It’s the same way with networking. When people of interest follow me, I send out personal direct messages inviting them to talk, interact on a high plain. I offer to help them; and it’s not just empty rhetoric, it’s for real. It’s putting into practice what the late Zig Ziglar meant when he said, “You can have everything in life you want, if you will just help other people get what they want.” It’s giving of yourself, paying it forward, so to speak; and people respond positively to this approach. Who doesn’t want to be around people who genuinely care about them? We all want that! What’s so wonderful about it is how it comes back to you in so many positive ways. Not always directly, but it does come back to you.
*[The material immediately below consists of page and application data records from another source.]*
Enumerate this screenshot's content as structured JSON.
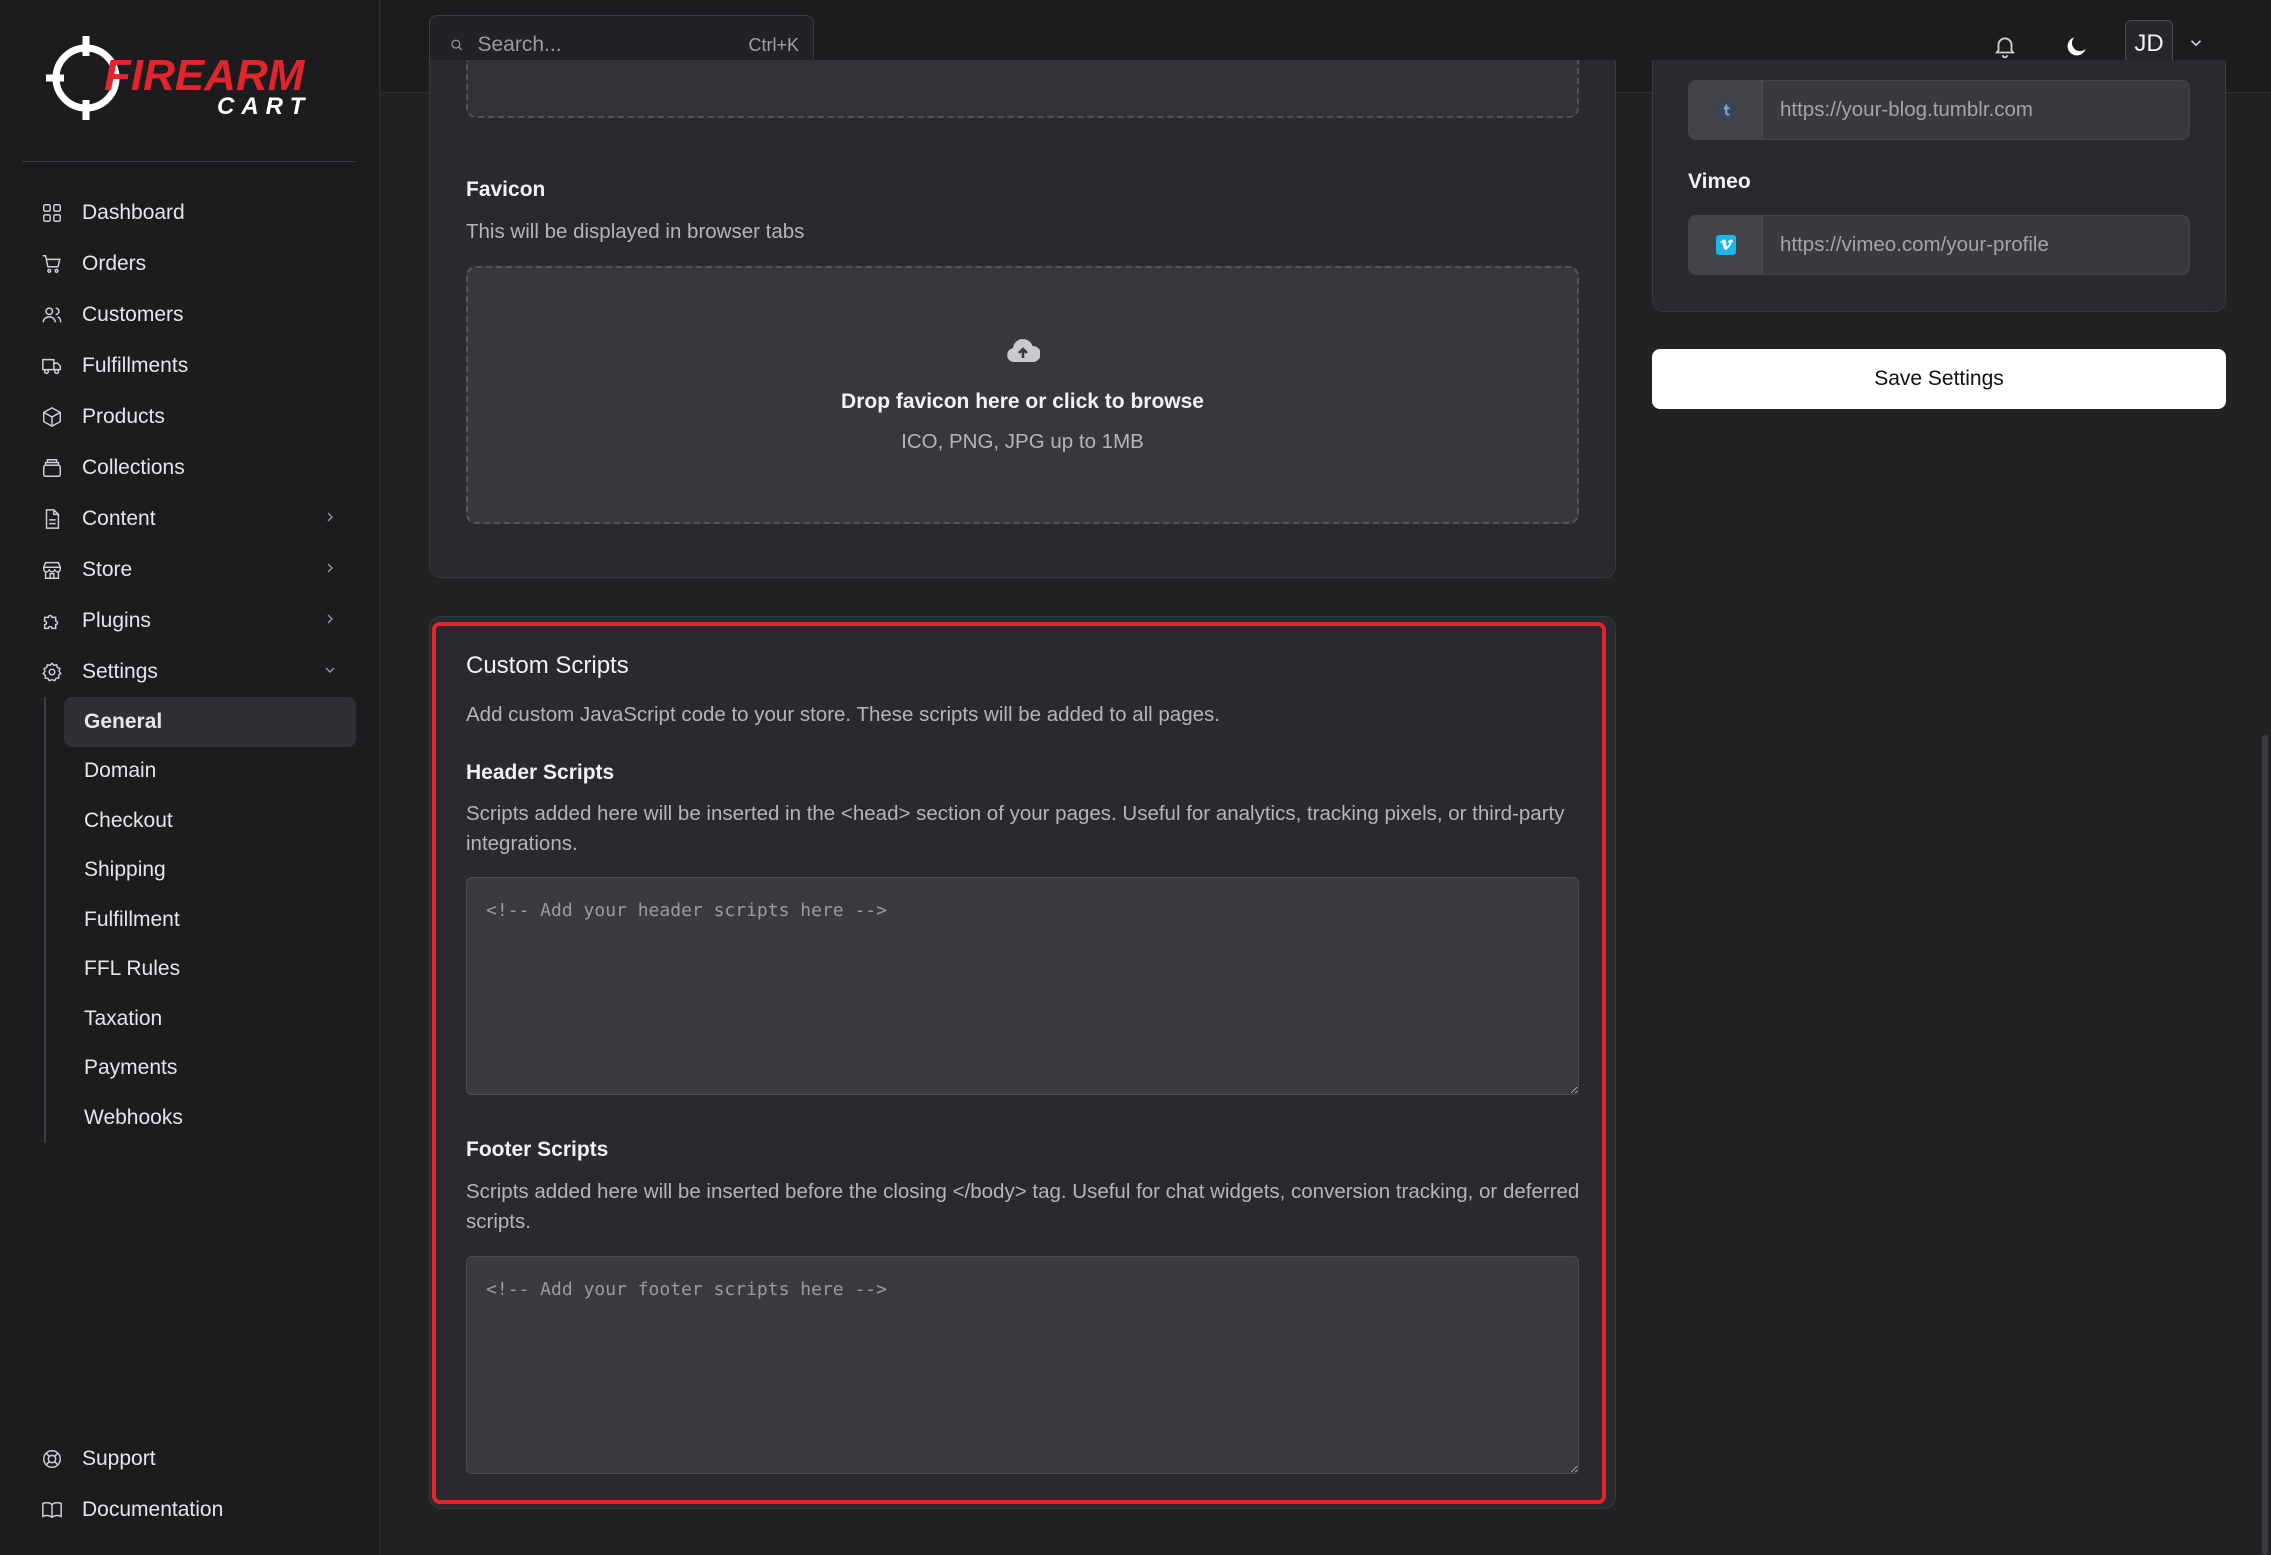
{
  "brand": {
    "line1": "FIREARM",
    "line2": "CART",
    "accent": "#e0252c"
  },
  "search": {
    "placeholder": "Search...",
    "shortcut": "Ctrl+K"
  },
  "header": {
    "avatar_initials": "JD"
  },
  "sidebar": {
    "items": [
      {
        "label": "Dashboard",
        "icon": "dashboard-icon"
      },
      {
        "label": "Orders",
        "icon": "cart-icon"
      },
      {
        "label": "Customers",
        "icon": "users-icon"
      },
      {
        "label": "Fulfillments",
        "icon": "truck-icon"
      },
      {
        "label": "Products",
        "icon": "box-icon"
      },
      {
        "label": "Collections",
        "icon": "collection-icon"
      },
      {
        "label": "Content",
        "icon": "file-icon"
      },
      {
        "label": "Store",
        "icon": "store-icon"
      },
      {
        "label": "Plugins",
        "icon": "puzzle-icon"
      },
      {
        "label": "Settings",
        "icon": "gear-icon"
      }
    ],
    "settings_sub": [
      "General",
      "Domain",
      "Checkout",
      "Shipping",
      "Fulfillment",
      "FFL Rules",
      "Taxation",
      "Payments",
      "Webhooks"
    ],
    "bottom": [
      {
        "label": "Support",
        "icon": "lifebuoy-icon"
      },
      {
        "label": "Documentation",
        "icon": "book-icon"
      }
    ]
  },
  "favicon": {
    "label": "Favicon",
    "help": "This will be displayed in browser tabs",
    "drop_title": "Drop favicon here or click to browse",
    "drop_sub": "ICO, PNG, JPG up to 1MB"
  },
  "scripts": {
    "title": "Custom Scripts",
    "description": "Add custom JavaScript code to your store. These scripts will be added to all pages.",
    "header_label": "Header Scripts",
    "header_help": "Scripts added here will be inserted in the <head> section of your pages. Useful for analytics, tracking pixels, or third-party integrations.",
    "header_placeholder": "<!-- Add your header scripts here -->",
    "footer_label": "Footer Scripts",
    "footer_help": "Scripts added here will be inserted before the closing </body> tag. Useful for chat widgets, conversion tracking, or deferred scripts.",
    "footer_placeholder": "<!-- Add your footer scripts here -->"
  },
  "social": {
    "tumblr_placeholder": "https://your-blog.tumblr.com",
    "vimeo_label": "Vimeo",
    "vimeo_placeholder": "https://vimeo.com/your-profile"
  },
  "actions": {
    "save_label": "Save Settings"
  }
}
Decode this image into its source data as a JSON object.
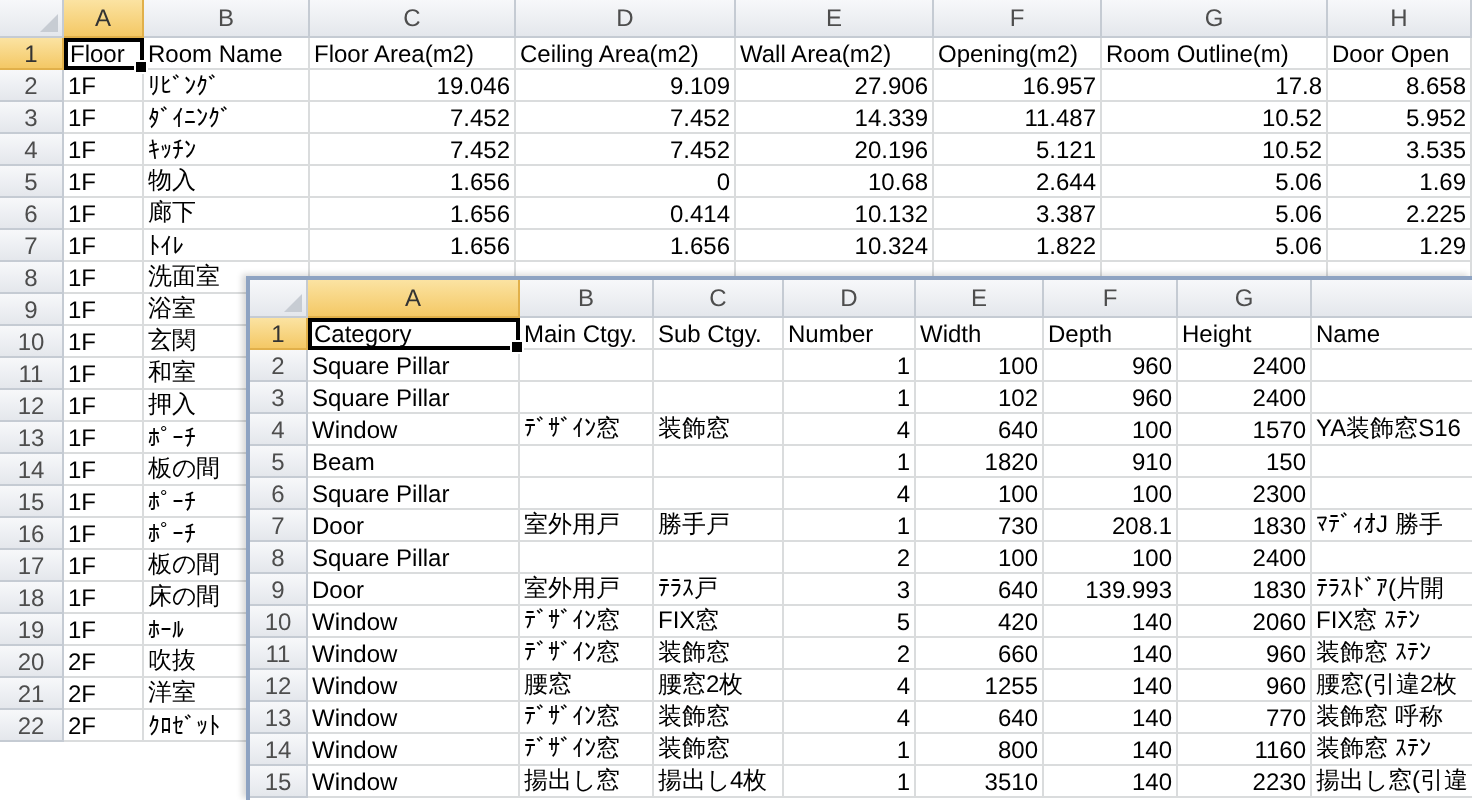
{
  "sheets": [
    {
      "columns": [
        {
          "letter": "A",
          "kind": "text",
          "selected": true
        },
        {
          "letter": "B",
          "kind": "text",
          "selected": false
        },
        {
          "letter": "C",
          "kind": "number",
          "selected": false
        },
        {
          "letter": "D",
          "kind": "number",
          "selected": false
        },
        {
          "letter": "E",
          "kind": "number",
          "selected": false
        },
        {
          "letter": "F",
          "kind": "number",
          "selected": false
        },
        {
          "letter": "G",
          "kind": "number",
          "selected": false
        },
        {
          "letter": "H",
          "kind": "number",
          "selected": false
        }
      ],
      "rows": [
        {
          "number": "1",
          "kind": "heading",
          "selected": true,
          "cells": [
            "Floor",
            "Room Name",
            "Floor Area(m2)",
            "Ceiling Area(m2)",
            "Wall Area(m2)",
            "Opening(m2)",
            "Room Outline(m)",
            "Door Open"
          ]
        },
        {
          "number": "2",
          "kind": "data",
          "selected": false,
          "cells": [
            "1F",
            "ﾘﾋﾞﾝｸﾞ",
            "19.046",
            "9.109",
            "27.906",
            "16.957",
            "17.8",
            "8.658"
          ]
        },
        {
          "number": "3",
          "kind": "data",
          "selected": false,
          "cells": [
            "1F",
            "ﾀﾞｲﾆﾝｸﾞ",
            "7.452",
            "7.452",
            "14.339",
            "11.487",
            "10.52",
            "5.952"
          ]
        },
        {
          "number": "4",
          "kind": "data",
          "selected": false,
          "cells": [
            "1F",
            "ｷｯﾁﾝ",
            "7.452",
            "7.452",
            "20.196",
            "5.121",
            "10.52",
            "3.535"
          ]
        },
        {
          "number": "5",
          "kind": "data",
          "selected": false,
          "cells": [
            "1F",
            "物入",
            "1.656",
            "0",
            "10.68",
            "2.644",
            "5.06",
            "1.69"
          ]
        },
        {
          "number": "6",
          "kind": "data",
          "selected": false,
          "cells": [
            "1F",
            "廊下",
            "1.656",
            "0.414",
            "10.132",
            "3.387",
            "5.06",
            "2.225"
          ]
        },
        {
          "number": "7",
          "kind": "data",
          "selected": false,
          "cells": [
            "1F",
            "ﾄｲﾚ",
            "1.656",
            "1.656",
            "10.324",
            "1.822",
            "5.06",
            "1.29"
          ]
        },
        {
          "number": "8",
          "kind": "data",
          "selected": false,
          "cells": [
            "1F",
            "洗面室"
          ]
        },
        {
          "number": "9",
          "kind": "data",
          "selected": false,
          "cells": [
            "1F",
            "浴室"
          ]
        },
        {
          "number": "10",
          "kind": "data",
          "selected": false,
          "cells": [
            "1F",
            "玄関"
          ]
        },
        {
          "number": "11",
          "kind": "data",
          "selected": false,
          "cells": [
            "1F",
            "和室"
          ]
        },
        {
          "number": "12",
          "kind": "data",
          "selected": false,
          "cells": [
            "1F",
            "押入"
          ]
        },
        {
          "number": "13",
          "kind": "data",
          "selected": false,
          "cells": [
            "1F",
            "ﾎﾟｰﾁ"
          ]
        },
        {
          "number": "14",
          "kind": "data",
          "selected": false,
          "cells": [
            "1F",
            "板の間"
          ]
        },
        {
          "number": "15",
          "kind": "data",
          "selected": false,
          "cells": [
            "1F",
            "ﾎﾟｰﾁ"
          ]
        },
        {
          "number": "16",
          "kind": "data",
          "selected": false,
          "cells": [
            "1F",
            "ﾎﾟｰﾁ"
          ]
        },
        {
          "number": "17",
          "kind": "data",
          "selected": false,
          "cells": [
            "1F",
            "板の間"
          ]
        },
        {
          "number": "18",
          "kind": "data",
          "selected": false,
          "cells": [
            "1F",
            "床の間"
          ]
        },
        {
          "number": "19",
          "kind": "data",
          "selected": false,
          "cells": [
            "1F",
            "ﾎｰﾙ"
          ]
        },
        {
          "number": "20",
          "kind": "data",
          "selected": false,
          "cells": [
            "2F",
            "吹抜"
          ]
        },
        {
          "number": "21",
          "kind": "data",
          "selected": false,
          "cells": [
            "2F",
            "洋室"
          ]
        },
        {
          "number": "22",
          "kind": "data",
          "selected": false,
          "cells": [
            "2F",
            "ｸﾛｾﾞｯﾄ"
          ]
        }
      ]
    },
    {
      "columns": [
        {
          "letter": "A",
          "kind": "text",
          "selected": true
        },
        {
          "letter": "B",
          "kind": "text",
          "selected": false
        },
        {
          "letter": "C",
          "kind": "text",
          "selected": false
        },
        {
          "letter": "D",
          "kind": "number",
          "selected": false
        },
        {
          "letter": "E",
          "kind": "number",
          "selected": false
        },
        {
          "letter": "F",
          "kind": "number",
          "selected": false
        },
        {
          "letter": "G",
          "kind": "number",
          "selected": false
        },
        {
          "kind": "text",
          "selected": false
        }
      ],
      "rows": [
        {
          "number": "1",
          "kind": "heading",
          "selected": true,
          "cells": [
            "Category",
            "Main Ctgy.",
            "Sub Ctgy.",
            "Number",
            "Width",
            "Depth",
            "Height",
            "Name"
          ]
        },
        {
          "number": "2",
          "kind": "data",
          "selected": false,
          "cells": [
            "Square Pillar",
            null,
            null,
            "1",
            "100",
            "960",
            "2400",
            null
          ]
        },
        {
          "number": "3",
          "kind": "data",
          "selected": false,
          "cells": [
            "Square Pillar",
            null,
            null,
            "1",
            "102",
            "960",
            "2400",
            null
          ]
        },
        {
          "number": "4",
          "kind": "data",
          "selected": false,
          "cells": [
            "Window",
            "ﾃﾞｻﾞｲﾝ窓",
            "装飾窓",
            "4",
            "640",
            "100",
            "1570",
            "YA装飾窓S16"
          ]
        },
        {
          "number": "5",
          "kind": "data",
          "selected": false,
          "cells": [
            "Beam",
            null,
            null,
            "1",
            "1820",
            "910",
            "150",
            null
          ]
        },
        {
          "number": "6",
          "kind": "data",
          "selected": false,
          "cells": [
            "Square Pillar",
            null,
            null,
            "4",
            "100",
            "100",
            "2300",
            null
          ]
        },
        {
          "number": "7",
          "kind": "data",
          "selected": false,
          "cells": [
            "Door",
            "室外用戸",
            "勝手戸",
            "1",
            "730",
            "208.1",
            "1830",
            "ﾏﾃﾞｨｵJ 勝手"
          ]
        },
        {
          "number": "8",
          "kind": "data",
          "selected": false,
          "cells": [
            "Square Pillar",
            null,
            null,
            "2",
            "100",
            "100",
            "2400",
            null
          ]
        },
        {
          "number": "9",
          "kind": "data",
          "selected": false,
          "cells": [
            "Door",
            "室外用戸",
            "ﾃﾗｽ戸",
            "3",
            "640",
            "139.993",
            "1830",
            "ﾃﾗｽﾄﾞｱ(片開"
          ]
        },
        {
          "number": "10",
          "kind": "data",
          "selected": false,
          "cells": [
            "Window",
            "ﾃﾞｻﾞｲﾝ窓",
            "FIX窓",
            "5",
            "420",
            "140",
            "2060",
            "FIX窓 ｽﾃﾝ"
          ]
        },
        {
          "number": "11",
          "kind": "data",
          "selected": false,
          "cells": [
            "Window",
            "ﾃﾞｻﾞｲﾝ窓",
            "装飾窓",
            "2",
            "660",
            "140",
            "960",
            "装飾窓 ｽﾃﾝ"
          ]
        },
        {
          "number": "12",
          "kind": "data",
          "selected": false,
          "cells": [
            "Window",
            "腰窓",
            "腰窓2枚",
            "4",
            "1255",
            "140",
            "960",
            "腰窓(引違2枚"
          ]
        },
        {
          "number": "13",
          "kind": "data",
          "selected": false,
          "cells": [
            "Window",
            "ﾃﾞｻﾞｲﾝ窓",
            "装飾窓",
            "4",
            "640",
            "140",
            "770",
            "装飾窓 呼称"
          ]
        },
        {
          "number": "14",
          "kind": "data",
          "selected": false,
          "cells": [
            "Window",
            "ﾃﾞｻﾞｲﾝ窓",
            "装飾窓",
            "1",
            "800",
            "140",
            "1160",
            "装飾窓 ｽﾃﾝ"
          ]
        },
        {
          "number": "15",
          "kind": "data",
          "selected": false,
          "cells": [
            "Window",
            "揚出し窓",
            "揚出し4枚",
            "1",
            "3510",
            "140",
            "2230",
            "揚出し窓(引違"
          ]
        }
      ]
    }
  ]
}
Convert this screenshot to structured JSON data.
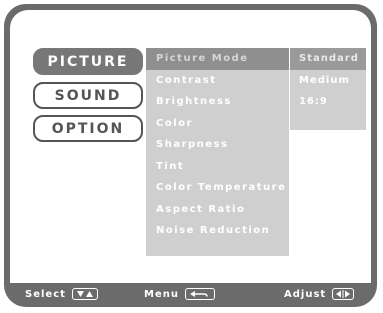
{
  "categories": [
    {
      "label": "PICTURE",
      "active": true
    },
    {
      "label": "SOUND",
      "active": false
    },
    {
      "label": "OPTION",
      "active": false
    }
  ],
  "menu_items": [
    "Picture Mode",
    "Contrast",
    "Brightness",
    "Color",
    "Sharpness",
    "Tint",
    "Color Temperature",
    "Aspect Ratio",
    "Noise Reduction"
  ],
  "selected_menu_index": 0,
  "submenu_options": [
    "Standard",
    "Medium",
    "16:9"
  ],
  "selected_submenu_index": 0,
  "footer": {
    "select_label": "Select",
    "menu_label": "Menu",
    "adjust_label": "Adjust"
  },
  "icons": {
    "select": "up-down-arrows-icon",
    "menu": "return-arrow-icon",
    "adjust": "left-right-arrows-icon"
  },
  "colors": {
    "frame": "#6b6b6b",
    "active_category": "#777777",
    "menu_bg": "#cfcfcf",
    "menu_highlight": "#8f8f8f"
  }
}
Those who approach networking with the “it’s all about me” mindset, who are in a hurry to sell something without bothering to establish a solid relationship first, are foolishly self-sabotaging themselves, to say nothing about missing out on a lot of fun.

Let’s talk about fear.  It stops so many of us at various times.  Whether in sales or in life, how do you help people overcome it?